What did you say?
Friedrich Engels

“The bourgeoisie have raised monuments to the classics. If they’d read them, they’d have burned them.”

- Friedrich Engels

Conversations on Communism

Posted on Nov 21, 2016 in Uncategorized
Conversations on Communism

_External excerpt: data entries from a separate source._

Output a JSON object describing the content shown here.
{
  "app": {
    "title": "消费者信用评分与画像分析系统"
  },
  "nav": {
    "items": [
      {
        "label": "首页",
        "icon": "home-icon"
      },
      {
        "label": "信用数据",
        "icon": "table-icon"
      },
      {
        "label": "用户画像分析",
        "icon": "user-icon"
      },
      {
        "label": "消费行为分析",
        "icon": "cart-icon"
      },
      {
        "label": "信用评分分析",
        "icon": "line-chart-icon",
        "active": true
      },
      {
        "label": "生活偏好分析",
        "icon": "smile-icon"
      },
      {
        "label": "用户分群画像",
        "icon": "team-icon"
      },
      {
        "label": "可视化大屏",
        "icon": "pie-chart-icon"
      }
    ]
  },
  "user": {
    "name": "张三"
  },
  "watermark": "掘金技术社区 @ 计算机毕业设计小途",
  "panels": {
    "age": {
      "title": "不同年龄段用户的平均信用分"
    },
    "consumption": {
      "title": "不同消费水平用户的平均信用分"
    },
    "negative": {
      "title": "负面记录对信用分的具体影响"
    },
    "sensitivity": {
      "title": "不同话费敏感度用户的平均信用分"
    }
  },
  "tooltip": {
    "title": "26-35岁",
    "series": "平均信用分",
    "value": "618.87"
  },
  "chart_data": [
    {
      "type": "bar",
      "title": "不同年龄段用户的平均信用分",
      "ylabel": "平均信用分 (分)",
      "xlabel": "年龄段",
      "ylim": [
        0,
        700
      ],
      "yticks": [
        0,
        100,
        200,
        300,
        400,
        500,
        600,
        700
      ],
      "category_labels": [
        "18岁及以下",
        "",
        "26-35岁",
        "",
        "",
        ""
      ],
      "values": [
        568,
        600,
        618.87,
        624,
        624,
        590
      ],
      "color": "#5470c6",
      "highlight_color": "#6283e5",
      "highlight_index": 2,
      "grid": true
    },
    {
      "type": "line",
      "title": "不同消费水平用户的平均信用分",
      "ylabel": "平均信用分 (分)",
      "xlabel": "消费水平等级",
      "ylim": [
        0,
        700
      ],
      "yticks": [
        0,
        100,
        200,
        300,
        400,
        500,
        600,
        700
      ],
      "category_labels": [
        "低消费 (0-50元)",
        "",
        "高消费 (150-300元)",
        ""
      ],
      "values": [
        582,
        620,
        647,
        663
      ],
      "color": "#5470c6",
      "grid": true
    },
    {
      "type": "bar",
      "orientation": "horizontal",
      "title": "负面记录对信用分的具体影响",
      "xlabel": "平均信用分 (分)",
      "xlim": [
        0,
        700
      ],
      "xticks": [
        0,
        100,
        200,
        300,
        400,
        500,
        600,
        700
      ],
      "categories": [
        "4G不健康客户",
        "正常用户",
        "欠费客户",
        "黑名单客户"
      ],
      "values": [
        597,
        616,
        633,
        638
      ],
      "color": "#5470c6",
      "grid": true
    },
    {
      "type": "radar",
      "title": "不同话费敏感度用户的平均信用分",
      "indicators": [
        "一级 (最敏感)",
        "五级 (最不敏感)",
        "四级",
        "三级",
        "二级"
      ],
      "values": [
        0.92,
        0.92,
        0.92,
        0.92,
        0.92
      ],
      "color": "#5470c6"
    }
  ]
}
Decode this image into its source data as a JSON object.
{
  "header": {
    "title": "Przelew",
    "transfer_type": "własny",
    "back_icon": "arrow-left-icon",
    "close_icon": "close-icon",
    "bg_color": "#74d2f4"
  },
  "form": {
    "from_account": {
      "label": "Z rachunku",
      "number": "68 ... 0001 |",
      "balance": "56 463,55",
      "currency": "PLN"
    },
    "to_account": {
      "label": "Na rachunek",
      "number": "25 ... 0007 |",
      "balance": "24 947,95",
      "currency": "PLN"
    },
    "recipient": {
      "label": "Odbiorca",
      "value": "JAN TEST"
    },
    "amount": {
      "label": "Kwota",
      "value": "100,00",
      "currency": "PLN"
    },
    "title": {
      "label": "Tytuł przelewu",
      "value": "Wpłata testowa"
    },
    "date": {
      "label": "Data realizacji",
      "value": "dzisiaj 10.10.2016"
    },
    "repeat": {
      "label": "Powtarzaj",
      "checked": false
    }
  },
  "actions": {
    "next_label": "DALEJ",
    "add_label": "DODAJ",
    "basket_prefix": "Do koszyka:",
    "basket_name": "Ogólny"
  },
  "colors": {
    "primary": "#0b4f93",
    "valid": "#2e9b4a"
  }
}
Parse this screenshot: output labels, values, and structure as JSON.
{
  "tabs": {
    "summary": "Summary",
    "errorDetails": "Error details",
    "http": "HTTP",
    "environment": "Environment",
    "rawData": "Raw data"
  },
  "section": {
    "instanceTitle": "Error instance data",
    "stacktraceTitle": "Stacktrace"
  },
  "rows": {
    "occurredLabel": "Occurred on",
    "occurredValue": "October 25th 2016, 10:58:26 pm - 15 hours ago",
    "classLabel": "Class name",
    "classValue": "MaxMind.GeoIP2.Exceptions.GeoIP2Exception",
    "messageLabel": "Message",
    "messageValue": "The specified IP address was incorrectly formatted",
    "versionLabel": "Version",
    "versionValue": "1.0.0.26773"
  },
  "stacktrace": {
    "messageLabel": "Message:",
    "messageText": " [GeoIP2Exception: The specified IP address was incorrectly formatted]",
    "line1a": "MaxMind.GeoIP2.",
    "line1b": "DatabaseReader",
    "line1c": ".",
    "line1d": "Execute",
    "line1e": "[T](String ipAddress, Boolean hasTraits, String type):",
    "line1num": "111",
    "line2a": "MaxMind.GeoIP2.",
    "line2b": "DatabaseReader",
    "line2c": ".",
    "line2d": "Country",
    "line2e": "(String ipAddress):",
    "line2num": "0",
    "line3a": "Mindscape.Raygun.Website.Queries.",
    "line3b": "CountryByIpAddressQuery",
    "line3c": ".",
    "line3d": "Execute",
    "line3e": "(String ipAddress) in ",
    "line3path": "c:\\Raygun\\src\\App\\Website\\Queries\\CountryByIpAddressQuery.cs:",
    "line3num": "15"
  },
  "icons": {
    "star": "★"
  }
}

This winter I have teamed up with Dr. Elinor Taylor who teaches English Literature at the University of Westminster to create a podcast series exploring British communism. Elinor has submitted a PhD thesis and written a book on the Popular Front Novel in Britain (forthcoming), so she knows a lot more about the field than I do — and has kindly agreed to be an advisor on the BNC project. The first idea and main focus of the series is to curate conversations between experts of various fields who might not otherwise meet, but who nevertheless share a common research interest within the broad realm of communism. The first of these unlikely conversations will be recorded in February 2017 and will feature Richard Seaford, Professor of Classics, and cultural historian, Dr. Ben Harker (Manchester). Their common interest happens to be one of the key “players” of my project, Prof. George D. Thomson.

static1-squarespaceWe’re looking forward to sharing this conversation with you. In fact, we were so anxious to get things going that we’ve already recorded two podcasts. The first, if you’re on Twitter, you may have already seen. I’ve been experimenting, you see, with different platforms for hosting the podcast and ended up posting our first conversation in November on YouTube and Soundcloud. It is an interview with Robert Lister (KCL) about Frank Walbank’s Marxist (?) Polybius. We sat with coffee on Russian textbooks for cushions outside the British Library. We were surrounded by this ring of stones, which I now know are not simply weird stones — as I call them in the podcast — but Anthony Gormley’s Planets (2002), although perhaps the two descriptions are not mutually exclusive. Robert is writing his PhD on the Ancient Historian Frank Walbank, who dedicated his working life to a three-volume commentary of Polybius. You can listen to, and in fact read, that podcast here:

Frank Walbank: Polybius and Communism

bob-leeson-and-meThe second interview we recorded a week ago in Westminster University, just off Oxford Street, in an office ringing with the voice of industry (there was construction going on). Thankfully the clangs and beeps only add local colour to the podcast — and you can make out perfectly our conversation with Colin Chambers (pictured with Bob Leeson). Not only a theatre historian and Professor of Performance and Screen Studies at Kingston University, Colin also served as Literary Editor of the Royal Shakespeare Company and Books Editor for the Morning Star. He graciously answered all our questions about his early radicalism, his active membership of the CPGB, and his experiences more widely as a cultural worker in London through the 70s and 80s. His path crossed many times with the communist writer and activist Jack Lindsay, who is another key player of the Brave New Classics project. Our conversation will come out in two parts (the first is already live).

You will very shortly be able to subscribe to the Conversations on Communism podcast on iTunes, and you can already follow us on Soundcloud. The plan is to produce one half-hour podcast each month — posting at the beginning of the month — with a gap for January. You can also, whenever you like, drop into the LISTEN section of this website and find the various podcasts and videos I’m making for this project. Beyond “Conversations…” I’m also collecting — in a more haphazard fashion — recordings of people reading translations of ancient Greek and Roman literature made by communists or fellow travellers in the 20th century. This project’s working title is “Left in Translation” — and you would make me extraordinarily happy if you would send me links to audio you’ve recorded of yourselves, or your friends, reading classical translations. It doesn’t have to be in English either. This website hopes to be a platform for international collaboration. Please get in touch, if you want to get involved.

screen-shot-2016-11-21-at-15-02-05We’ve already got some excellent Russian language translations of Catullus and Apuleius on the playlist. And Dr. Hanna Paulouskaya (Faculty of “Artes Liberales,” University of Warsaw – pictured left), has generously contributed features on the actor and director, Valentin Smyshlyayev, and the Belarusian musicologist and translator, Yulyan Dreyzin. Both of these will be up very soon!

2 Comments

  1. Connor Nolan
    April 20, 2017

    Hi, just wondering, what is the name of the song that you’s play at the start of every podcast? Great discussions btw, keep it up!

    Reply
    • Henry Stead
      May 4, 2017

      Hi Connor, It’s an unnamed track by my mate Codeshift. h

      Reply

Leave a Reply